Task >> All pictures are to be dropped, and the remaining data set down exactly.

Extracted material >>

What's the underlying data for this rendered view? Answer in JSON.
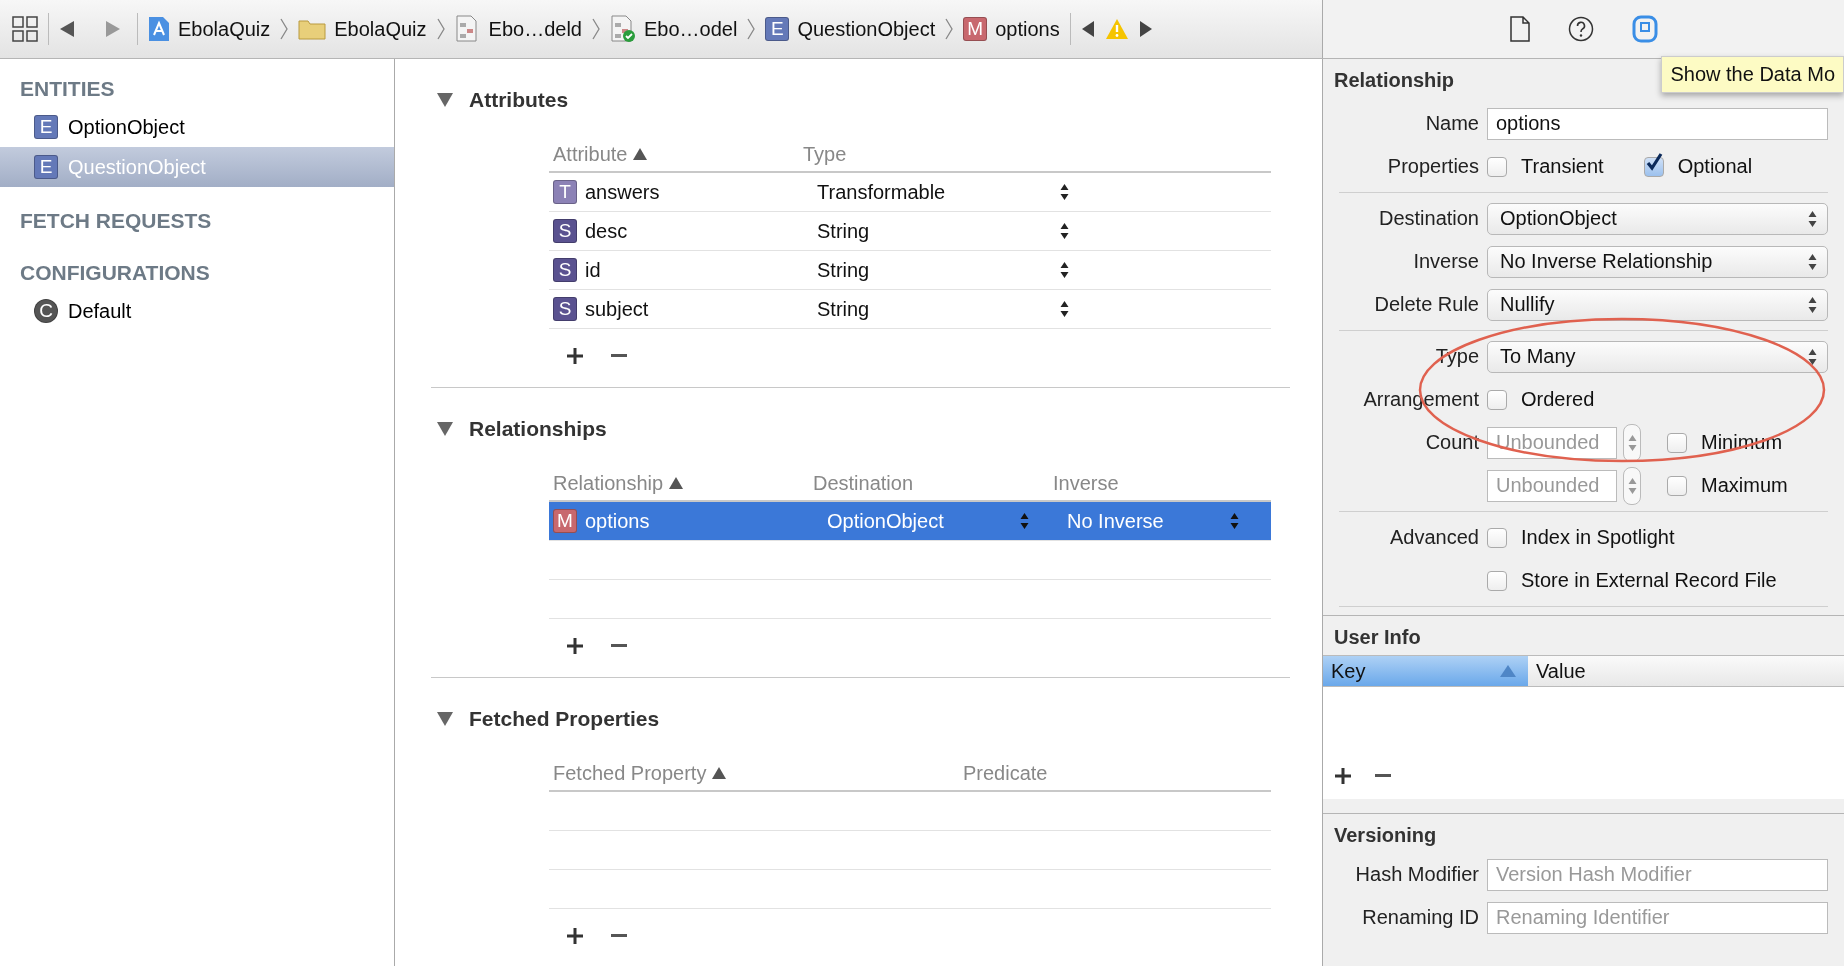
{
  "jump_bar": {
    "items": [
      {
        "kind": "project",
        "label": "EbolaQuiz"
      },
      {
        "kind": "folder",
        "label": "EbolaQuiz"
      },
      {
        "kind": "model",
        "label": "Ebo…deld"
      },
      {
        "kind": "model-version",
        "label": "Ebo…odel"
      },
      {
        "kind": "entity",
        "badge": "E",
        "label": "QuestionObject"
      },
      {
        "kind": "relationship",
        "badge": "M",
        "label": "options"
      }
    ]
  },
  "sidebar": {
    "sections": [
      {
        "title": "ENTITIES",
        "items": [
          {
            "kind": "entity",
            "badge": "E",
            "label": "OptionObject",
            "selected": false
          },
          {
            "kind": "entity",
            "badge": "E",
            "label": "QuestionObject",
            "selected": true
          }
        ]
      },
      {
        "title": "FETCH REQUESTS"
      },
      {
        "title": "CONFIGURATIONS",
        "items": [
          {
            "kind": "configuration",
            "badge": "C",
            "label": "Default",
            "selected": false
          }
        ]
      }
    ]
  },
  "editor": {
    "sections": [
      {
        "title": "Attributes",
        "expanded": true,
        "columns": [
          {
            "label": "Attribute",
            "sorted": true
          },
          {
            "label": "Type",
            "sorted": false
          }
        ],
        "rows": [
          {
            "badge": "T",
            "color": "#8c82b6",
            "cells": [
              "answers",
              "Transformable"
            ],
            "selected": false
          },
          {
            "badge": "S",
            "color": "#5a5290",
            "cells": [
              "desc",
              "String"
            ],
            "selected": false
          },
          {
            "badge": "S",
            "color": "#5a5290",
            "cells": [
              "id",
              "String"
            ],
            "selected": false
          },
          {
            "badge": "S",
            "color": "#5a5290",
            "cells": [
              "subject",
              "String"
            ],
            "selected": false
          }
        ]
      },
      {
        "title": "Relationships",
        "expanded": true,
        "columns": [
          {
            "label": "Relationship",
            "sorted": true
          },
          {
            "label": "Destination",
            "sorted": false
          },
          {
            "label": "Inverse",
            "sorted": false
          }
        ],
        "rows": [
          {
            "badge": "M",
            "color": "#c8686e",
            "cells": [
              "options",
              "OptionObject",
              "No Inverse"
            ],
            "selected": true
          }
        ]
      },
      {
        "title": "Fetched Properties",
        "expanded": true,
        "columns": [
          {
            "label": "Fetched Property",
            "sorted": true
          },
          {
            "label": "Predicate",
            "sorted": false
          }
        ]
      }
    ]
  },
  "inspector": {
    "tabs": [
      {
        "kind": "file",
        "selected": false
      },
      {
        "kind": "help",
        "selected": false
      },
      {
        "kind": "data-model",
        "selected": true
      }
    ],
    "tooltip": "Show the Data Mo",
    "relationship": {
      "title": "Relationship",
      "groups": [
        [
          {
            "kind": "field",
            "label": "Name",
            "value": "options"
          },
          {
            "kind": "checks",
            "label": "Properties",
            "options": [
              {
                "label": "Transient",
                "checked": false
              },
              {
                "label": "Optional",
                "checked": true
              }
            ]
          }
        ],
        [
          {
            "kind": "popup",
            "label": "Destination",
            "value": "OptionObject"
          },
          {
            "kind": "popup",
            "label": "Inverse",
            "value": "No Inverse Relationship"
          },
          {
            "kind": "popup",
            "label": "Delete Rule",
            "value": "Nullify"
          }
        ],
        [
          {
            "kind": "popup",
            "label": "Type",
            "value": "To Many"
          },
          {
            "kind": "checks",
            "label": "Arrangement",
            "options": [
              {
                "label": "Ordered",
                "checked": false
              }
            ]
          },
          {
            "kind": "count",
            "label": "Count",
            "placeholder": "Unbounded",
            "option": {
              "label": "Minimum",
              "checked": false
            }
          },
          {
            "kind": "count",
            "placeholder": "Unbounded",
            "option": {
              "label": "Maximum",
              "checked": false
            }
          }
        ],
        [
          {
            "kind": "checks",
            "label": "Advanced",
            "options": [
              {
                "label": "Index in Spotlight",
                "checked": false
              }
            ]
          },
          {
            "kind": "checks",
            "options": [
              {
                "label": "Store in External Record File",
                "checked": false
              }
            ]
          }
        ]
      ]
    },
    "user_info": {
      "title": "User Info",
      "columns": [
        {
          "label": "Key",
          "sorted": true,
          "selected": true
        },
        {
          "label": "Value",
          "sorted": false,
          "selected": false
        }
      ]
    },
    "versioning": {
      "title": "Versioning",
      "rows": [
        {
          "kind": "field",
          "label": "Hash Modifier",
          "placeholder": "Version Hash Modifier"
        },
        {
          "kind": "field",
          "label": "Renaming ID",
          "placeholder": "Renaming Identifier"
        }
      ]
    }
  }
}
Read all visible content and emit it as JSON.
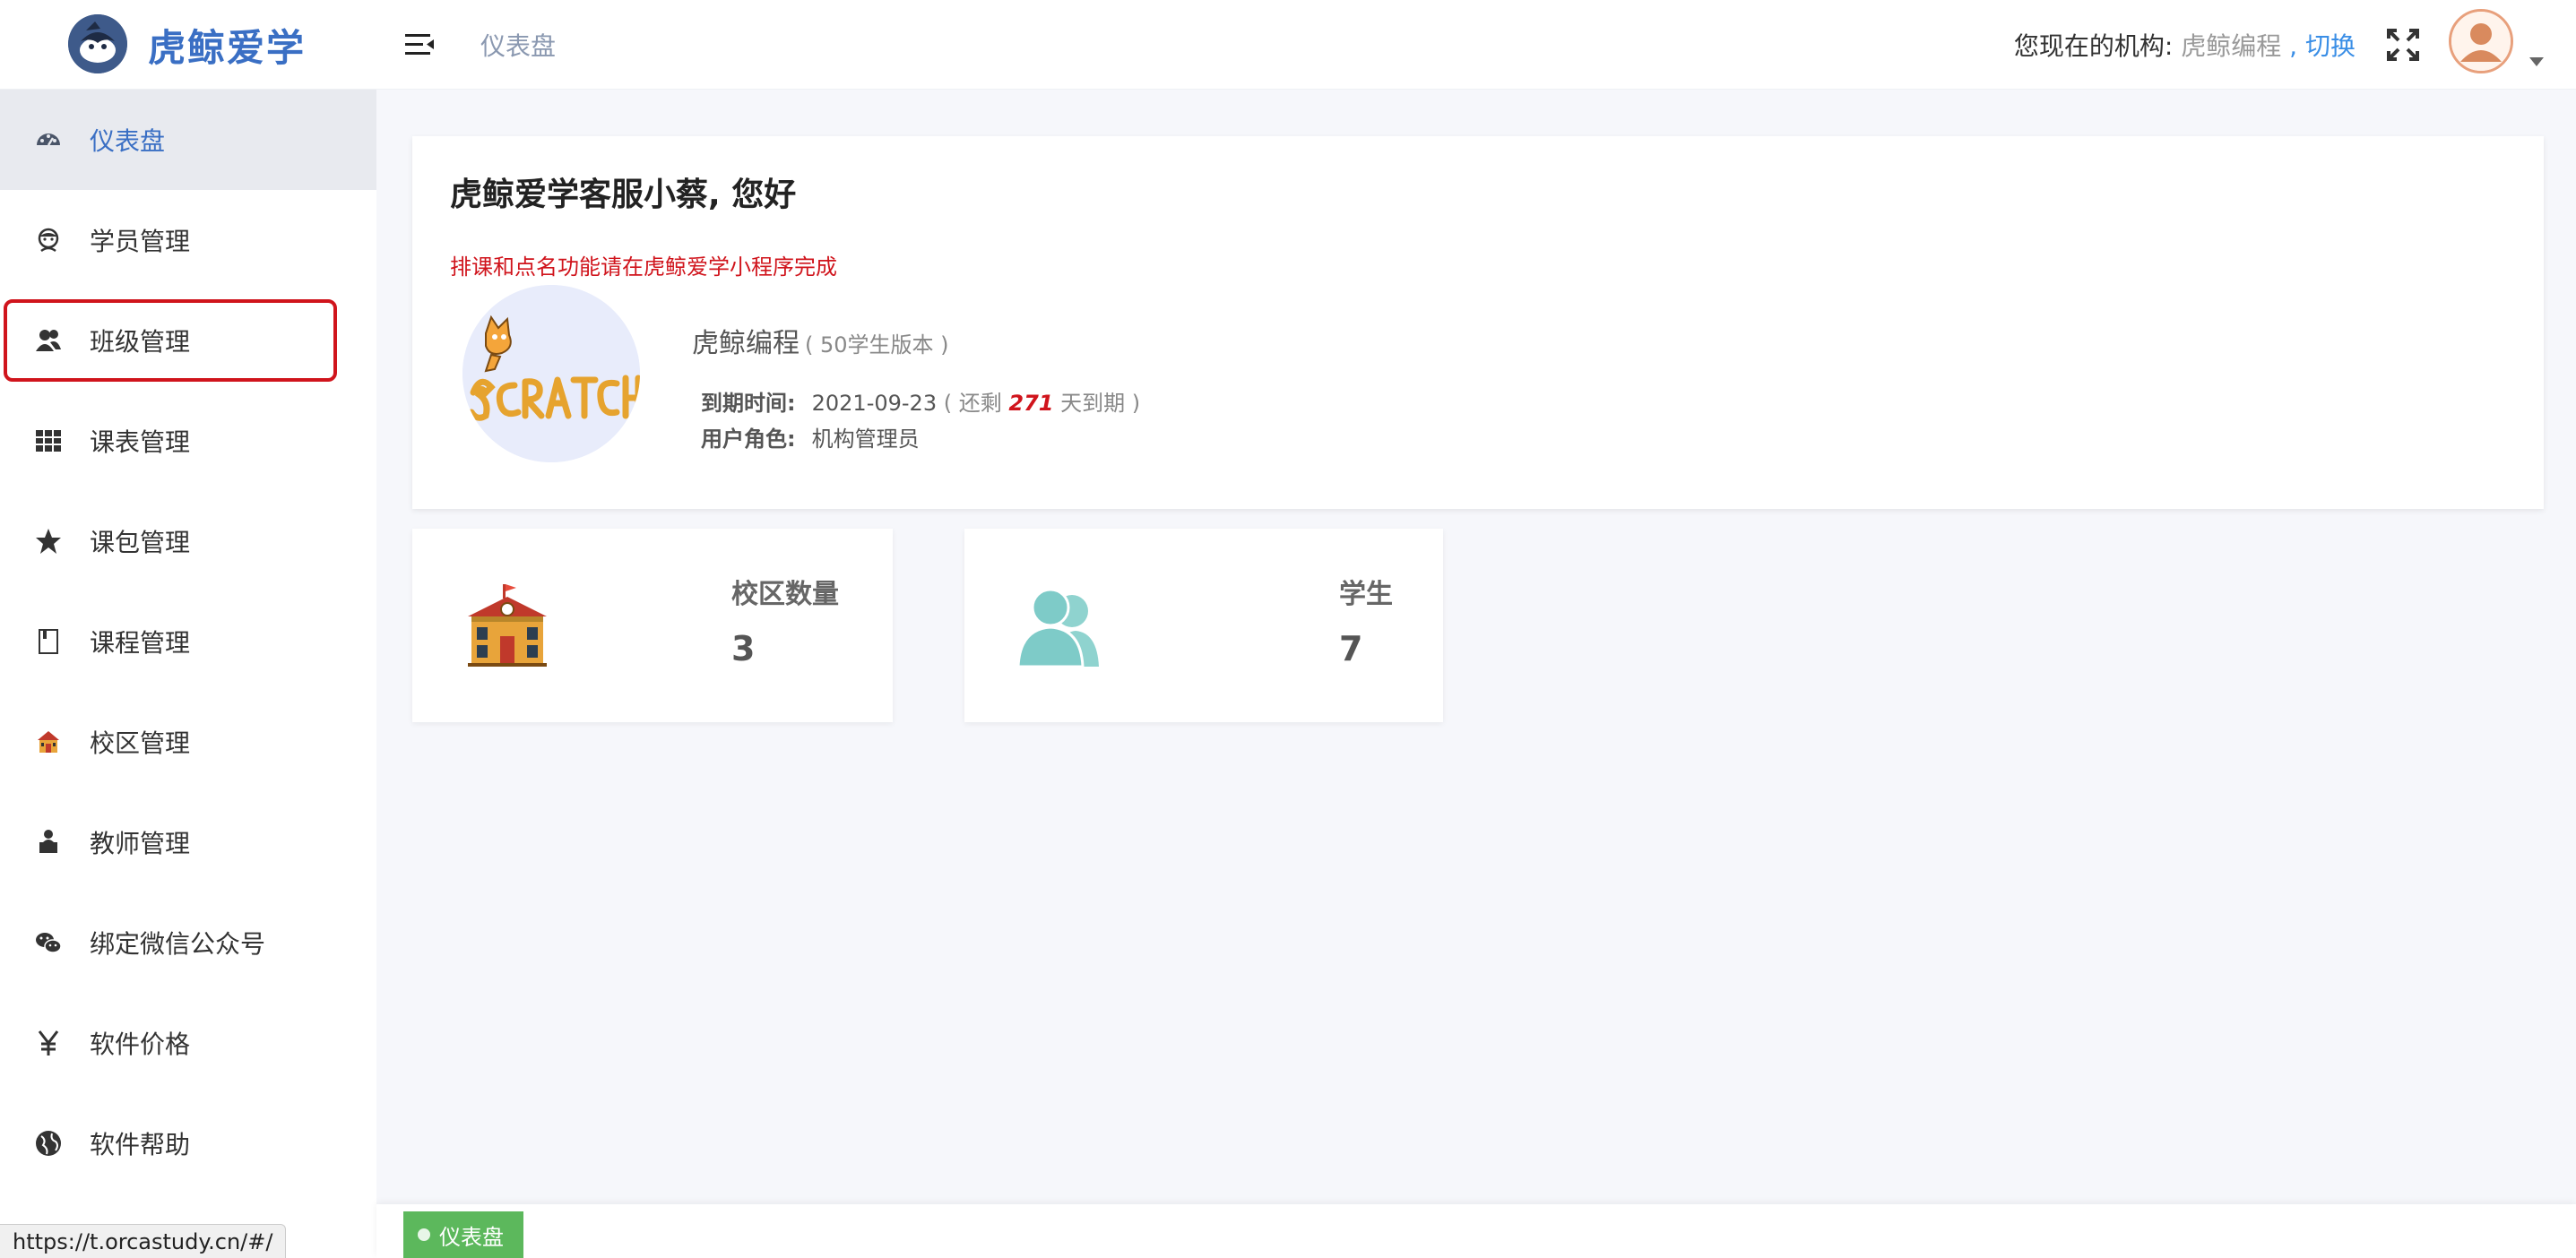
{
  "header": {
    "brand": "虎鲸爱学",
    "breadcrumb": "仪表盘",
    "org_label": "您现在的机构: ",
    "org_name": "虎鲸编程",
    "org_separator": " , ",
    "org_switch": "切换"
  },
  "sidebar": {
    "items": [
      {
        "label": "仪表盘",
        "icon": "dashboard-icon"
      },
      {
        "label": "学员管理",
        "icon": "student-icon"
      },
      {
        "label": "班级管理",
        "icon": "users-icon"
      },
      {
        "label": "课表管理",
        "icon": "grid-icon"
      },
      {
        "label": "课包管理",
        "icon": "star-icon"
      },
      {
        "label": "课程管理",
        "icon": "book-icon"
      },
      {
        "label": "校区管理",
        "icon": "school-icon"
      },
      {
        "label": "教师管理",
        "icon": "teacher-icon"
      },
      {
        "label": "绑定微信公众号",
        "icon": "wechat-icon"
      },
      {
        "label": "软件价格",
        "icon": "yen-icon"
      },
      {
        "label": "软件帮助",
        "icon": "globe-icon"
      }
    ]
  },
  "welcome": {
    "title": "虎鲸爱学客服小蔡, 您好",
    "notice": "排课和点名功能请在虎鲸爱学小程序完成",
    "org_name": "虎鲸编程",
    "version": "( 50学生版本 )",
    "expire_label": "到期时间:",
    "expire_date": "2021-09-23",
    "expire_prefix": "( 还剩",
    "expire_days": "271",
    "expire_suffix": "天到期 )",
    "role_label": "用户角色:",
    "role_value": "机构管理员"
  },
  "stats": [
    {
      "label": "校区数量",
      "value": "3",
      "icon": "school-building-icon"
    },
    {
      "label": "学生",
      "value": "7",
      "icon": "students-icon"
    }
  ],
  "tabs": {
    "active": "仪表盘"
  },
  "status_bar": {
    "url": "https://t.orcastudy.cn/#/"
  },
  "colors": {
    "brand": "#3a6fc4",
    "notice": "#d0141c",
    "tab_active": "#5cb85c",
    "highlight": "#d0141c",
    "student_icon": "#7ecbc8"
  }
}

Reply to the task >>
What's the underlying data for this rendered view? Answer in JSON.
{
  "jump_bar": {
    "items": [
      {
        "kind": "project",
        "label": "EbolaQuiz"
      },
      {
        "kind": "folder",
        "label": "EbolaQuiz"
      },
      {
        "kind": "model",
        "label": "Ebo…deld"
      },
      {
        "kind": "model-version",
        "label": "Ebo…odel"
      },
      {
        "kind": "entity",
        "badge": "E",
        "label": "QuestionObject"
      },
      {
        "kind": "relationship",
        "badge": "M",
        "label": "options"
      }
    ]
  },
  "sidebar": {
    "sections": [
      {
        "title": "ENTITIES",
        "items": [
          {
            "kind": "entity",
            "badge": "E",
            "label": "OptionObject",
            "selected": false
          },
          {
            "kind": "entity",
            "badge": "E",
            "label": "QuestionObject",
            "selected": true
          }
        ]
      },
      {
        "title": "FETCH REQUESTS"
      },
      {
        "title": "CONFIGURATIONS",
        "items": [
          {
            "kind": "configuration",
            "badge": "C",
            "label": "Default",
            "selected": false
          }
        ]
      }
    ]
  },
  "editor": {
    "sections": [
      {
        "title": "Attributes",
        "expanded": true,
        "columns": [
          {
            "label": "Attribute",
            "sorted": true
          },
          {
            "label": "Type",
            "sorted": false
          }
        ],
        "rows": [
          {
            "badge": "T",
            "color": "#8c82b6",
            "cells": [
              "answers",
              "Transformable"
            ],
            "selected": false
          },
          {
            "badge": "S",
            "color": "#5a5290",
            "cells": [
              "desc",
              "String"
            ],
            "selected": false
          },
          {
            "badge": "S",
            "color": "#5a5290",
            "cells": [
              "id",
              "String"
            ],
            "selected": false
          },
          {
            "badge": "S",
            "color": "#5a5290",
            "cells": [
              "subject",
              "String"
            ],
            "selected": false
          }
        ]
      },
      {
        "title": "Relationships",
        "expanded": true,
        "columns": [
          {
            "label": "Relationship",
            "sorted": true
          },
          {
            "label": "Destination",
            "sorted": false
          },
          {
            "label": "Inverse",
            "sorted": false
          }
        ],
        "rows": [
          {
            "badge": "M",
            "color": "#c8686e",
            "cells": [
              "options",
              "OptionObject",
              "No Inverse"
            ],
            "selected": true
          }
        ]
      },
      {
        "title": "Fetched Properties",
        "expanded": true,
        "columns": [
          {
            "label": "Fetched Property",
            "sorted": true
          },
          {
            "label": "Predicate",
            "sorted": false
          }
        ]
      }
    ]
  },
  "inspector": {
    "tabs": [
      {
        "kind": "file",
        "selected": false
      },
      {
        "kind": "help",
        "selected": false
      },
      {
        "kind": "data-model",
        "selected": true
      }
    ],
    "tooltip": "Show the Data Mo",
    "relationship": {
      "title": "Relationship",
      "groups": [
        [
          {
            "kind": "field",
            "label": "Name",
            "value": "options"
          },
          {
            "kind": "checks",
            "label": "Properties",
            "options": [
              {
                "label": "Transient",
                "checked": false
              },
              {
                "label": "Optional",
                "checked": true
              }
            ]
          }
        ],
        [
          {
            "kind": "popup",
            "label": "Destination",
            "value": "OptionObject"
          },
          {
            "kind": "popup",
            "label": "Inverse",
            "value": "No Inverse Relationship"
          },
          {
            "kind": "popup",
            "label": "Delete Rule",
            "value": "Nullify"
          }
        ],
        [
          {
            "kind": "popup",
            "label": "Type",
            "value": "To Many"
          },
          {
            "kind": "checks",
            "label": "Arrangement",
            "options": [
              {
                "label": "Ordered",
                "checked": false
              }
            ]
          },
          {
            "kind": "count",
            "label": "Count",
            "placeholder": "Unbounded",
            "option": {
              "label": "Minimum",
              "checked": false
            }
          },
          {
            "kind": "count",
            "placeholder": "Unbounded",
            "option": {
              "label": "Maximum",
              "checked": false
            }
          }
        ],
        [
          {
            "kind": "checks",
            "label": "Advanced",
            "options": [
              {
                "label": "Index in Spotlight",
                "checked": false
              }
            ]
          },
          {
            "kind": "checks",
            "options": [
              {
                "label": "Store in External Record File",
                "checked": false
              }
            ]
          }
        ]
      ]
    },
    "user_info": {
      "title": "User Info",
      "columns": [
        {
          "label": "Key",
          "sorted": true,
          "selected": true
        },
        {
          "label": "Value",
          "sorted": false,
          "selected": false
        }
      ]
    },
    "versioning": {
      "title": "Versioning",
      "rows": [
        {
          "kind": "field",
          "label": "Hash Modifier",
          "placeholder": "Version Hash Modifier"
        },
        {
          "kind": "field",
          "label": "Renaming ID",
          "placeholder": "Renaming Identifier"
        }
      ]
    }
  }
}
Read all visible content and emit it as JSON.
{
  "header": {
    "brand": "虎鲸爱学",
    "breadcrumb": "仪表盘",
    "org_label": "您现在的机构: ",
    "org_name": "虎鲸编程",
    "org_separator": " , ",
    "org_switch": "切换"
  },
  "sidebar": {
    "items": [
      {
        "label": "仪表盘",
        "icon": "dashboard-icon"
      },
      {
        "label": "学员管理",
        "icon": "student-icon"
      },
      {
        "label": "班级管理",
        "icon": "users-icon"
      },
      {
        "label": "课表管理",
        "icon": "grid-icon"
      },
      {
        "label": "课包管理",
        "icon": "star-icon"
      },
      {
        "label": "课程管理",
        "icon": "book-icon"
      },
      {
        "label": "校区管理",
        "icon": "school-icon"
      },
      {
        "label": "教师管理",
        "icon": "teacher-icon"
      },
      {
        "label": "绑定微信公众号",
        "icon": "wechat-icon"
      },
      {
        "label": "软件价格",
        "icon": "yen-icon"
      },
      {
        "label": "软件帮助",
        "icon": "globe-icon"
      }
    ]
  },
  "welcome": {
    "title": "虎鲸爱学客服小蔡, 您好",
    "notice": "排课和点名功能请在虎鲸爱学小程序完成",
    "org_name": "虎鲸编程",
    "version": "( 50学生版本 )",
    "expire_label": "到期时间:",
    "expire_date": "2021-09-23",
    "expire_prefix": "( 还剩",
    "expire_days": "271",
    "expire_suffix": "天到期 )",
    "role_label": "用户角色:",
    "role_value": "机构管理员"
  },
  "stats": [
    {
      "label": "校区数量",
      "value": "3",
      "icon": "school-building-icon"
    },
    {
      "label": "学生",
      "value": "7",
      "icon": "students-icon"
    }
  ],
  "tabs": {
    "active": "仪表盘"
  },
  "status_bar": {
    "url": "https://t.orcastudy.cn/#/"
  },
  "colors": {
    "brand": "#3a6fc4",
    "notice": "#d0141c",
    "tab_active": "#5cb85c",
    "highlight": "#d0141c",
    "student_icon": "#7ecbc8"
  }
}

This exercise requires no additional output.